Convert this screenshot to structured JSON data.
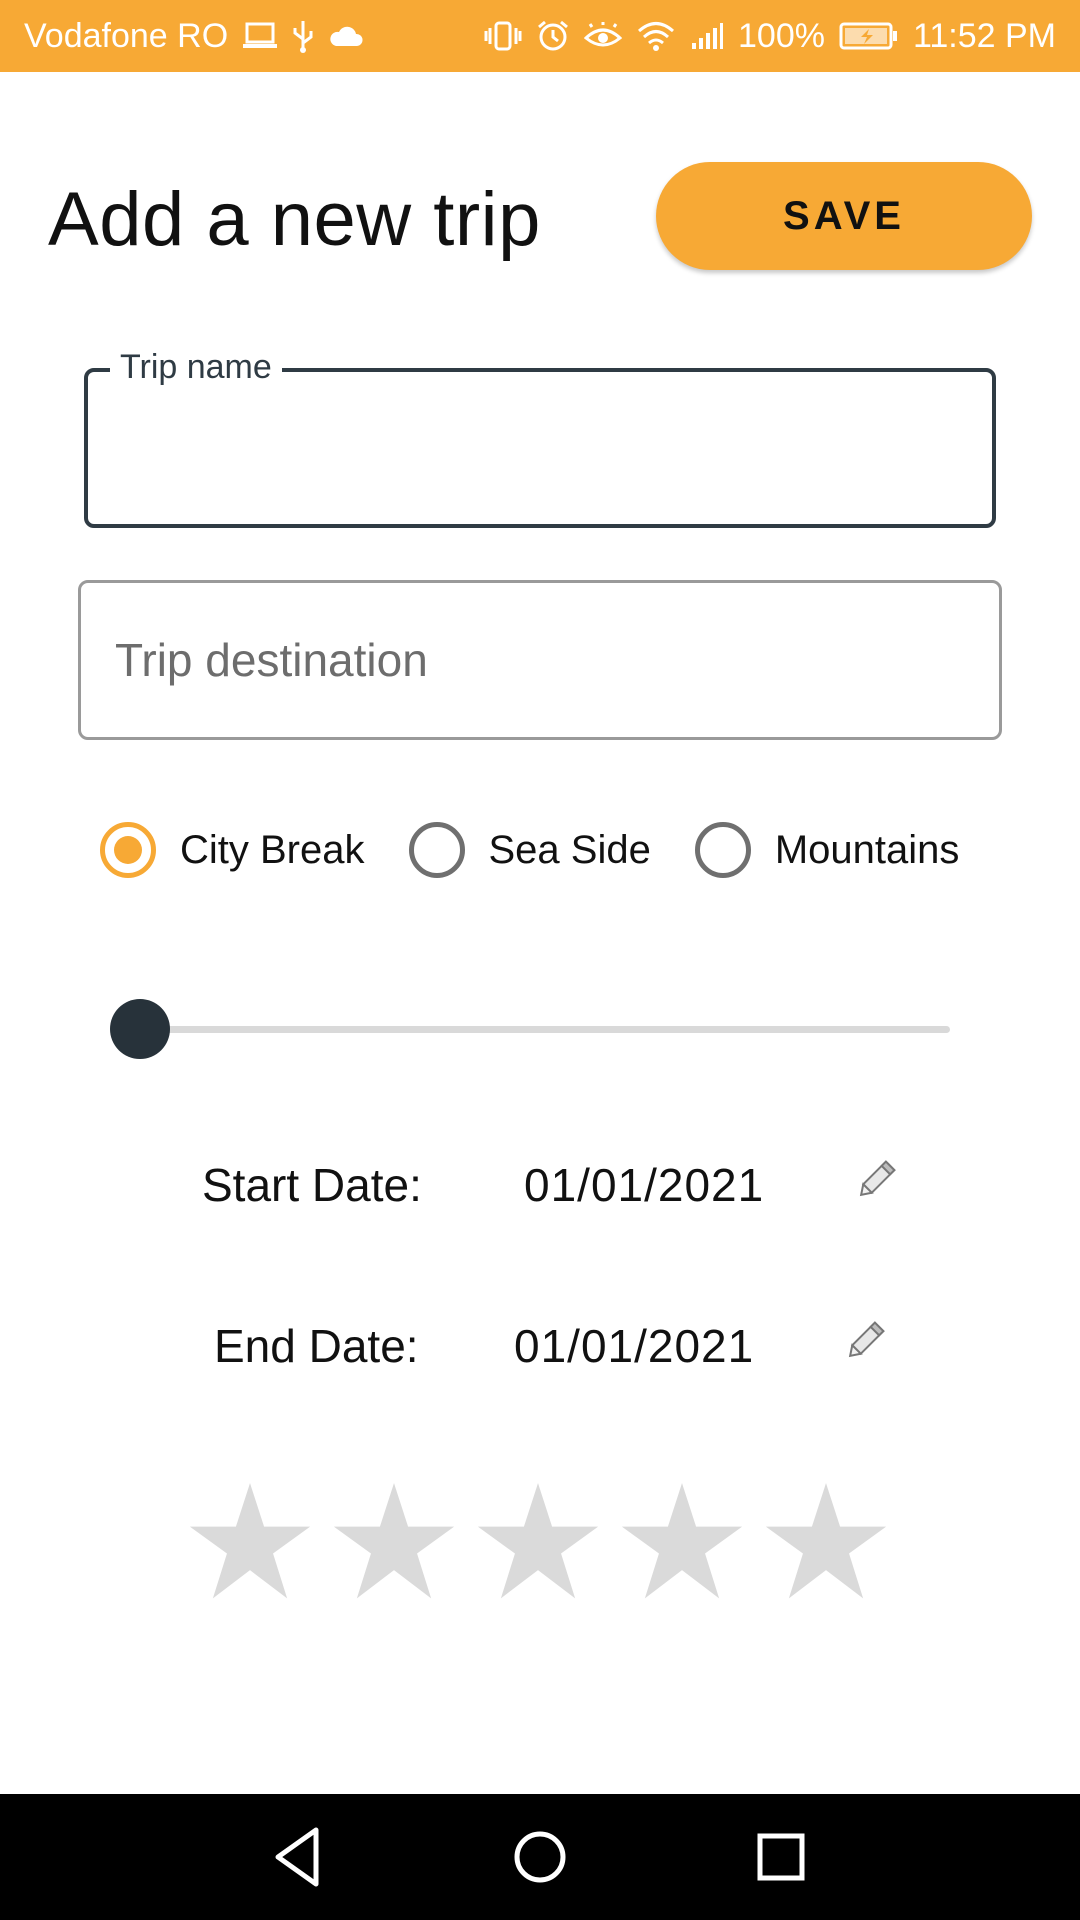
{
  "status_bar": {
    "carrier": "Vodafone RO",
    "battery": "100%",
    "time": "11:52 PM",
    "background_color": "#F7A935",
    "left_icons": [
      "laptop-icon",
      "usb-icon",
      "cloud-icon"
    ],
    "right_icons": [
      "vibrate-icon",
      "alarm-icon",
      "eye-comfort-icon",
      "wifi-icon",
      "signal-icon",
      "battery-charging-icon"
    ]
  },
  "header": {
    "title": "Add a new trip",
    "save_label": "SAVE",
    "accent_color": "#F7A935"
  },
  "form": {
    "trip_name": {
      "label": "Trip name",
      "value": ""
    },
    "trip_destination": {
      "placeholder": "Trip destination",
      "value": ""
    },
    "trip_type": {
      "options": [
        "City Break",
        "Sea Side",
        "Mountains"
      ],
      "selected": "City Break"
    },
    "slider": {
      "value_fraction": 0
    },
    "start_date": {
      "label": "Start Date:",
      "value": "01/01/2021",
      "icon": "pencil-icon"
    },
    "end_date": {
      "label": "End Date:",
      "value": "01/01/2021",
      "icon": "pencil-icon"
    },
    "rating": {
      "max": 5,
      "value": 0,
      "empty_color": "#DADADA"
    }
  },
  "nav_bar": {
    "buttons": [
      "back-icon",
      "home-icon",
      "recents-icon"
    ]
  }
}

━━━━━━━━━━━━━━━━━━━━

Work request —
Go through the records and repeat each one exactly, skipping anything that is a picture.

Answer space —
Convert this screenshot to structured JSON data.
{
  "status_bar": {
    "carrier": "Vodafone RO",
    "battery": "100%",
    "time": "11:52 PM",
    "background_color": "#F7A935",
    "left_icons": [
      "laptop-icon",
      "usb-icon",
      "cloud-icon"
    ],
    "right_icons": [
      "vibrate-icon",
      "alarm-icon",
      "eye-comfort-icon",
      "wifi-icon",
      "signal-icon",
      "battery-charging-icon"
    ]
  },
  "header": {
    "title": "Add a new trip",
    "save_label": "SAVE",
    "accent_color": "#F7A935"
  },
  "form": {
    "trip_name": {
      "label": "Trip name",
      "value": ""
    },
    "trip_destination": {
      "placeholder": "Trip destination",
      "value": ""
    },
    "trip_type": {
      "options": [
        "City Break",
        "Sea Side",
        "Mountains"
      ],
      "selected": "City Break"
    },
    "slider": {
      "value_fraction": 0
    },
    "start_date": {
      "label": "Start Date:",
      "value": "01/01/2021",
      "icon": "pencil-icon"
    },
    "end_date": {
      "label": "End Date:",
      "value": "01/01/2021",
      "icon": "pencil-icon"
    },
    "rating": {
      "max": 5,
      "value": 0,
      "empty_color": "#DADADA"
    }
  },
  "nav_bar": {
    "buttons": [
      "back-icon",
      "home-icon",
      "recents-icon"
    ]
  }
}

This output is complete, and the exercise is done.